The mayor has spent the last week refusing to talk to reporters about allegations he used taxpayer-funded staff and resources for the youth football teams he coaches.
During a photo opportunity beside Millennium Park’s Cloud Gate, Ford at first ignored a question from a reporter who asked why Chris Fickel, a mayor’s office employee, drove a City of Toronto vehicle to a football practice Tuesday for the Don Bosco Eagles — the team the mayor coaches.
Asked a second time, Ford finally responded:
“A car that I paid for right?” Ford said. “Do your homework. I paid for it last year.”
George Christopoulos, Ford’s press secretary, then jumped in to cut off the questions.
“Thanks guys, the photo op is over,” he said.
Ford ignored follow-up questions asking him to clarify if he is misusing city funds.
“Am I going to be sleeping with you ... tonight?” Ford asked a reporter while laughing. On his Sunday radio show, Ford said he expects to roll over in bed and find a reporter spying on him.
The reporter replied, “I hope not.”
“I hope not too. Go home,” Ford said. “Holy smokes.”
“How does this create jobs?”
Ford eventually walked away from reporters surrounded by his staff.
Christopoulos later clarified the mayor’s office budget was charged $2,706.14 for use of a city vehicle in 2011.
“The mayor has never believed taxpayers should pay for all political office expenses,” he said. “In 2011, he wrote a cheque for $4,000 to cover the cost of business cards, stationery, newspapers and car expenses.”
According to city records, Ford paid $1,078.92 towards the cost of the car in 2011. This year he has yet to reimburse the city for any costs for the taxpayer-funded vehicle.
Tuesday’s photo opportunity started out well enough with Ford marveling at the stainless steel, bean-shaped Cloud Gate sculpture and suggesting Toronto should have something similar, perhaps shaped like a football.
“This is really cool,” he told reporters.
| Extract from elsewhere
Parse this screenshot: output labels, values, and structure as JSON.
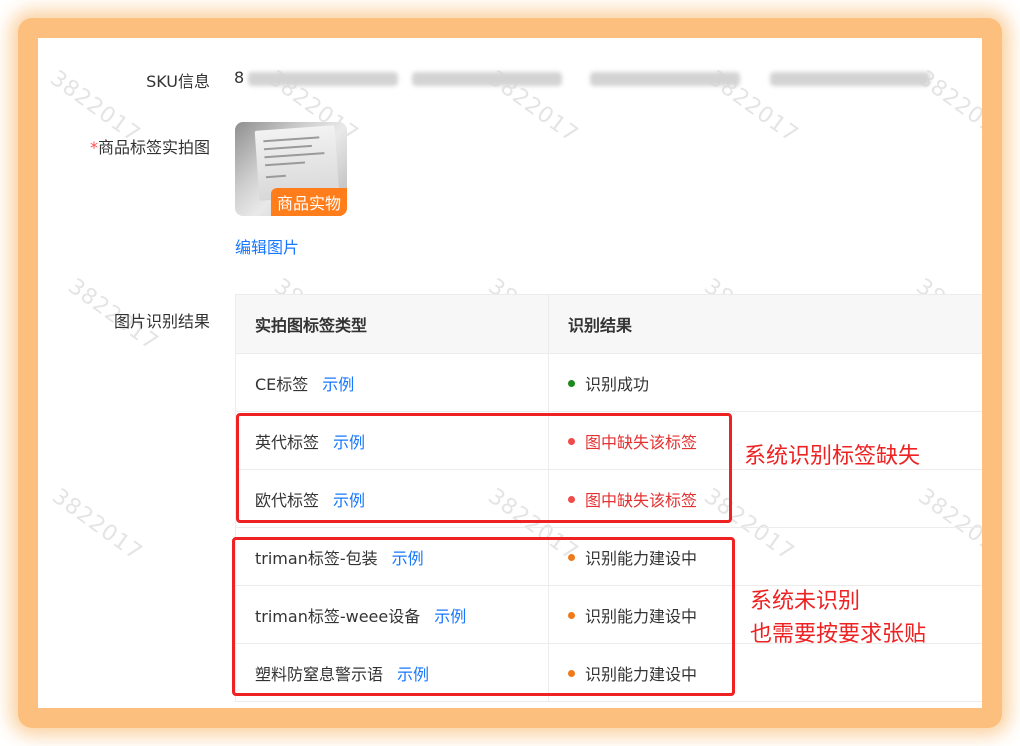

Acting like he was in full election mode, Ford greeted tourists and Chicago residents in the park and handed out his business card.
When he asked one girl where in Canada she had visited, she said “the part where you go past Detroit and the river.”
“Oh, Manitoba,” Ford said. “Oh, you were in Manitoba and Winnipeg?”
Someone corrected him by pointing out Windsor is the Canadian city beside Detroit.
Another man sang the praises of Toronto to the mayor.
“We love your town. My wife and I have been there 30, 40 times,” he told Ford.
“It’s like Chicago, it’s a great walking town.”